As far as the time-and-position sensitive receptors go, how do you improve them? By remembering the first three rules of any skill: practise, practise, practise, as the old saying goes. What happens when you practise (providing you do so with what the experts call ‘relaxed concentration’) is that you ‘groove’ the desired movement into the 660-odd muscle of the body – and the myriad nerves (recalling that the nerves are the brain’s ‘eyes and ears’ in the body) into being able to repeat the task on demand. The most practised movements of the body are the best remembered, and the best performed. When was the last time you thought about how to walk? This is one of the first-learned skills of the body yet one of the most difficult, and one on which many other skills are overlain. The point is that you learned this complex skill so long ago that you’ve forgotten how you learned it, but be assured that it took you years to learn it to the present level of performance. So, the right sort of practise is needed.
Adding strength to the mix
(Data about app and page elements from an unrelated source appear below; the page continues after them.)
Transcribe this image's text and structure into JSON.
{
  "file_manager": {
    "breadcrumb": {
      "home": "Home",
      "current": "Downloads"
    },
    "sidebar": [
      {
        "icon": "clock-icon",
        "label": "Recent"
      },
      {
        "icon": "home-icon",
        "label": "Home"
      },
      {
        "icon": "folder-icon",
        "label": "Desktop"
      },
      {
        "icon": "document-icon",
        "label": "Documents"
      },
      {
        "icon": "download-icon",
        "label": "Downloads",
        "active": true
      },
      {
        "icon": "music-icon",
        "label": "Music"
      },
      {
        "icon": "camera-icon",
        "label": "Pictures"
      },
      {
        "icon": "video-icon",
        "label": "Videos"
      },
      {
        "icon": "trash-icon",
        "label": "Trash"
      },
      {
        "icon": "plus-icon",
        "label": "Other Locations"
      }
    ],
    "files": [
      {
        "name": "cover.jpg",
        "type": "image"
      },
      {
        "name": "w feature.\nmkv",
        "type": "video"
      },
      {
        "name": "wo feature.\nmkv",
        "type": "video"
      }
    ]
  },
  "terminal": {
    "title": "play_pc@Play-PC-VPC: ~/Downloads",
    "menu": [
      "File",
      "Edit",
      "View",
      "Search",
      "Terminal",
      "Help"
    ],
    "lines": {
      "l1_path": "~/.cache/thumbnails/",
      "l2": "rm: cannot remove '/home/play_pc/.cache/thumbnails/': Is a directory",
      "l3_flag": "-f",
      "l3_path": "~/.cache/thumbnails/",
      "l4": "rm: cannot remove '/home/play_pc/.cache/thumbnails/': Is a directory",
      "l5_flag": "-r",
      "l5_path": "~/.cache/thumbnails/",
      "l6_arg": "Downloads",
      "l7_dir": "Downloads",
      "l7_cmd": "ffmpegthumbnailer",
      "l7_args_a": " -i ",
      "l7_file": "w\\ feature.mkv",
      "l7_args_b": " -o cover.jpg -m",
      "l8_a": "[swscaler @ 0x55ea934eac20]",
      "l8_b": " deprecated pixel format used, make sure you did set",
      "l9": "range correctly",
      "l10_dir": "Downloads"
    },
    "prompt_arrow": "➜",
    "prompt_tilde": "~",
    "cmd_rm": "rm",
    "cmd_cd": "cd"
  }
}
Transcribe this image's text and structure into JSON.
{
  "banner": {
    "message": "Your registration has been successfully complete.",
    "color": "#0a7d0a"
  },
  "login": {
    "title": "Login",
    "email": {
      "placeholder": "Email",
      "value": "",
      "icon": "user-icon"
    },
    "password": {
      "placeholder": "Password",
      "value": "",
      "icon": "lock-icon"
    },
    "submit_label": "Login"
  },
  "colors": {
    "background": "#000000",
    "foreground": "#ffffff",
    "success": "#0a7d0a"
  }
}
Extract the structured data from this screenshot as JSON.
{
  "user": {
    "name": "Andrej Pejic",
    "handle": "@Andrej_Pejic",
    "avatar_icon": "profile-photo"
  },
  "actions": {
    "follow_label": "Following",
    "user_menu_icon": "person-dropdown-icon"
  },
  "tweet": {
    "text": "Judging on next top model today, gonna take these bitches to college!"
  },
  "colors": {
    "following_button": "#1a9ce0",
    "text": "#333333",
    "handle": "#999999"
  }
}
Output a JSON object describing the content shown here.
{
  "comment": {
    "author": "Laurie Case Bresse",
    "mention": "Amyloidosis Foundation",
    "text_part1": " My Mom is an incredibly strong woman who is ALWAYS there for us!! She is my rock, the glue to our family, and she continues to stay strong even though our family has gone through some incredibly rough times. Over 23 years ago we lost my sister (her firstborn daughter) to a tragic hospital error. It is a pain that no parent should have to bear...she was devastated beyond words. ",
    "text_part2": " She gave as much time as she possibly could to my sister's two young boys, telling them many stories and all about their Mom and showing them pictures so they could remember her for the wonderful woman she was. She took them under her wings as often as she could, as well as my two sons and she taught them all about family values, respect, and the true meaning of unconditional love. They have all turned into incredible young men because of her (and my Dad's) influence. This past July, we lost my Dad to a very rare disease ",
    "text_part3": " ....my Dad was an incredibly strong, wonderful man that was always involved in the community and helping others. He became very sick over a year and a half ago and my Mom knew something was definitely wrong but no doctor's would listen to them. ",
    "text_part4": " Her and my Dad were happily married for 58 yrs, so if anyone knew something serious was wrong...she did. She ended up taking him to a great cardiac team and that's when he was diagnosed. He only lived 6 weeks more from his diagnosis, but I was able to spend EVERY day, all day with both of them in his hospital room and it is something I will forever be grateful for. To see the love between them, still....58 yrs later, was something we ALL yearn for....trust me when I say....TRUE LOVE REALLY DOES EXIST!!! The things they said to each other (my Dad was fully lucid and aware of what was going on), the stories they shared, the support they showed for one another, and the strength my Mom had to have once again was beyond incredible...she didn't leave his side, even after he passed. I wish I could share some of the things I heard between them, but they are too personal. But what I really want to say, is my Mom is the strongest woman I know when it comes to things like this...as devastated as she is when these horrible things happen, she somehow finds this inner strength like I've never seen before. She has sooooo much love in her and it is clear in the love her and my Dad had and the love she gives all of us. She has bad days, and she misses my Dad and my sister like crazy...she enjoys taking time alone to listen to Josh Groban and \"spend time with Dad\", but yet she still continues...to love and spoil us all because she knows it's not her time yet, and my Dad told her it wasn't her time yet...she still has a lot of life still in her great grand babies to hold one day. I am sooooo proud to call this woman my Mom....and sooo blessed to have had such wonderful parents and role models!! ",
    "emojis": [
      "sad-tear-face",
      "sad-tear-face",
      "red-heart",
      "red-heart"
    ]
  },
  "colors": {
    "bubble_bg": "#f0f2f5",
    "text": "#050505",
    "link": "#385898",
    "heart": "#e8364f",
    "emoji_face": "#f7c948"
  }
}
Once you’ve got the swing grooved, the next consideration is power: how far can you drive that ball reliably? The best swings are those that are both consistent and powerful; the iron you choose then determines the distance the ball goes. How do you get more power? Recall your school physics: power equals force times distance over time. Which of these can be most easily altered? The right stretching exercises can increase the ‘distance’ part of the equation: as you become more flexible, you are able to apply your strength (the ‘force’ part) over a greater range of movement. Accordingly, even if your absolute strength levels do not change your power will increase and this will be reflected in longer drives. And if you include a couple of exercises that increase the rotational strength of the trunk into your weekly routine your capacity to generate force will increase as well, adding to the effect.
There are many good exercises that you can do at home and others that require the use of a plate weight, found at any gym. Most strength routines contain only a token exercise for the abdominals but a far better training regimen requires the golfer to spends at least a few weeks working on the trunk muscles: the obliques and transverse abdominals in addition to the familiar rectus abdominis group (the ‘six-pack’ of the body building world), and other critical trunk muscles. After initial conditioning, progress to doing similar moves on an exercise ball: the unstable surface triggers the righting and tilting reflexes of the body and ensures that all the trunk muscles are coordinated in the task. Taken together, the right stretching and strengthening exercises will only require about twenty minutes per week to do, done in two ten minute sessions. If you do this work and spend an additional half hour per week grooving your swing, enhanced performance on the range is a certainty. Get to it!